*ACTIVITY:*
Please output every record exactly, keeping each line as it is.

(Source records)
--------

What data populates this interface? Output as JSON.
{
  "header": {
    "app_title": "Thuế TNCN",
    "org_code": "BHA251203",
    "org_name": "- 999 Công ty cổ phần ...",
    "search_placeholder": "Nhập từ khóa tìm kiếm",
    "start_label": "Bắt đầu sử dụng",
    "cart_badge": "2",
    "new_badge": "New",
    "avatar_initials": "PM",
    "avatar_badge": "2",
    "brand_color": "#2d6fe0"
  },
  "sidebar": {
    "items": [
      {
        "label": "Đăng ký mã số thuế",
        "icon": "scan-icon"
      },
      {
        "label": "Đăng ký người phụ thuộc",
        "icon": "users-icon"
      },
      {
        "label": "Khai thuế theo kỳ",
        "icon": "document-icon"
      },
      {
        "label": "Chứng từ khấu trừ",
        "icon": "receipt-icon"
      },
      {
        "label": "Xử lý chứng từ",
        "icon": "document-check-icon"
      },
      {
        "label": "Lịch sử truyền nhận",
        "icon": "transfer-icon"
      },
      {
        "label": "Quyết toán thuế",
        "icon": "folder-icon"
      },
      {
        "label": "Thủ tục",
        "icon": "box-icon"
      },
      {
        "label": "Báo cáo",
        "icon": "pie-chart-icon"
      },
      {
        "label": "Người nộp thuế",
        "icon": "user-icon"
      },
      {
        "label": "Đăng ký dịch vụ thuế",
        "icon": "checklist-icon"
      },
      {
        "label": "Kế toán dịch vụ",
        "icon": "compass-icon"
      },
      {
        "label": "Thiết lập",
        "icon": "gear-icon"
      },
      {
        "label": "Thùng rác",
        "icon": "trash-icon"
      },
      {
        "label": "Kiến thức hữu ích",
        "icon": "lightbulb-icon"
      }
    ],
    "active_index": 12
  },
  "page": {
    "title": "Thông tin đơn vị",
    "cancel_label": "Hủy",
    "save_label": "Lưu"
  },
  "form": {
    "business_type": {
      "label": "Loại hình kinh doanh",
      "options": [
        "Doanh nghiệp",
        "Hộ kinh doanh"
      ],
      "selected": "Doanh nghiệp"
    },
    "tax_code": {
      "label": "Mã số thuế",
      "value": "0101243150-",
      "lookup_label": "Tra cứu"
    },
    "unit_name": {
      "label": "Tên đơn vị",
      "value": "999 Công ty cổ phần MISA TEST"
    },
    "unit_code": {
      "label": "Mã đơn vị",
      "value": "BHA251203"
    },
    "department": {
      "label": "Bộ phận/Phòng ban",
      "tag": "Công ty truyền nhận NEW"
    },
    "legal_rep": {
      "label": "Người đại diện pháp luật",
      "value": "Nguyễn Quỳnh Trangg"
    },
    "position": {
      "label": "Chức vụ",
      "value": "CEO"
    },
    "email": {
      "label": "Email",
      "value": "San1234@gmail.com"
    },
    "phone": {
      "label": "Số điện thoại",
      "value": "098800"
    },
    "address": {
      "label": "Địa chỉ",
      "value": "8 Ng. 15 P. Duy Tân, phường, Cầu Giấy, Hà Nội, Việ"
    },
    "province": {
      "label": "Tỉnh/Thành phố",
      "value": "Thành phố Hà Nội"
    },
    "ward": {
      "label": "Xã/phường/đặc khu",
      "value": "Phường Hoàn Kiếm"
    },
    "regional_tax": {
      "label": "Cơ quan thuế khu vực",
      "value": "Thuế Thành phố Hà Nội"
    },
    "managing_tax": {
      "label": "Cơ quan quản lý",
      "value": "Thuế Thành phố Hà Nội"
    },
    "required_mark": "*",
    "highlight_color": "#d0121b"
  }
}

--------

*ANSWER FOR THIS EXERCISE:*
What data populates this interface? Output as JSON.
{
  "header": {
    "app_title": "Thuế TNCN",
    "org_code": "BHA251203",
    "org_name": "- 999 Công ty cổ phần ...",
    "search_placeholder": "Nhập từ khóa tìm kiếm",
    "start_label": "Bắt đầu sử dụng",
    "cart_badge": "2",
    "new_badge": "New",
    "avatar_initials": "PM",
    "avatar_badge": "2",
    "brand_color": "#2d6fe0"
  },
  "sidebar": {
    "items": [
      {
        "label": "Đăng ký mã số thuế",
        "icon": "scan-icon"
      },
      {
        "label": "Đăng ký người phụ thuộc",
        "icon": "users-icon"
      },
      {
        "label": "Khai thuế theo kỳ",
        "icon": "document-icon"
      },
      {
        "label": "Chứng từ khấu trừ",
        "icon": "receipt-icon"
      },
      {
        "label": "Xử lý chứng từ",
        "icon": "document-check-icon"
      },
      {
        "label": "Lịch sử truyền nhận",
        "icon": "transfer-icon"
      },
      {
        "label": "Quyết toán thuế",
        "icon": "folder-icon"
      },
      {
        "label": "Thủ tục",
        "icon": "box-icon"
      },
      {
        "label": "Báo cáo",
        "icon": "pie-chart-icon"
      },
      {
        "label": "Người nộp thuế",
        "icon": "user-icon"
      },
      {
        "label": "Đăng ký dịch vụ thuế",
        "icon": "checklist-icon"
      },
      {
        "label": "Kế toán dịch vụ",
        "icon": "compass-icon"
      },
      {
        "label": "Thiết lập",
        "icon": "gear-icon"
      },
      {
        "label": "Thùng rác",
        "icon": "trash-icon"
      },
      {
        "label": "Kiến thức hữu ích",
        "icon": "lightbulb-icon"
      }
    ],
    "active_index": 12
  },
  "page": {
    "title": "Thông tin đơn vị",
    "cancel_label": "Hủy",
    "save_label": "Lưu"
  },
  "form": {
    "business_type": {
      "label": "Loại hình kinh doanh",
      "options": [
        "Doanh nghiệp",
        "Hộ kinh doanh"
      ],
      "selected": "Doanh nghiệp"
    },
    "tax_code": {
      "label": "Mã số thuế",
      "value": "0101243150-",
      "lookup_label": "Tra cứu"
    },
    "unit_name": {
      "label": "Tên đơn vị",
      "value": "999 Công ty cổ phần MISA TEST"
    },
    "unit_code": {
      "label": "Mã đơn vị",
      "value": "BHA251203"
    },
    "department": {
      "label": "Bộ phận/Phòng ban",
      "tag": "Công ty truyền nhận NEW"
    },
    "legal_rep": {
      "label": "Người đại diện pháp luật",
      "value": "Nguyễn Quỳnh Trangg"
    },
    "position": {
      "label": "Chức vụ",
      "value": "CEO"
    },
    "email": {
      "label": "Email",
      "value": "San1234@gmail.com"
    },
    "phone": {
      "label": "Số điện thoại",
      "value": "098800"
    },
    "address": {
      "label": "Địa chỉ",
      "value": "8 Ng. 15 P. Duy Tân, phường, Cầu Giấy, Hà Nội, Việ"
    },
    "province": {
      "label": "Tỉnh/Thành phố",
      "value": "Thành phố Hà Nội"
    },
    "ward": {
      "label": "Xã/phường/đặc khu",
      "value": "Phường Hoàn Kiếm"
    },
    "regional_tax": {
      "label": "Cơ quan thuế khu vực",
      "value": "Thuế Thành phố Hà Nội"
    },
    "managing_tax": {
      "label": "Cơ quan quản lý",
      "value": "Thuế Thành phố Hà Nội"
    },
    "required_mark": "*",
    "highlight_color": "#d0121b"
  }
}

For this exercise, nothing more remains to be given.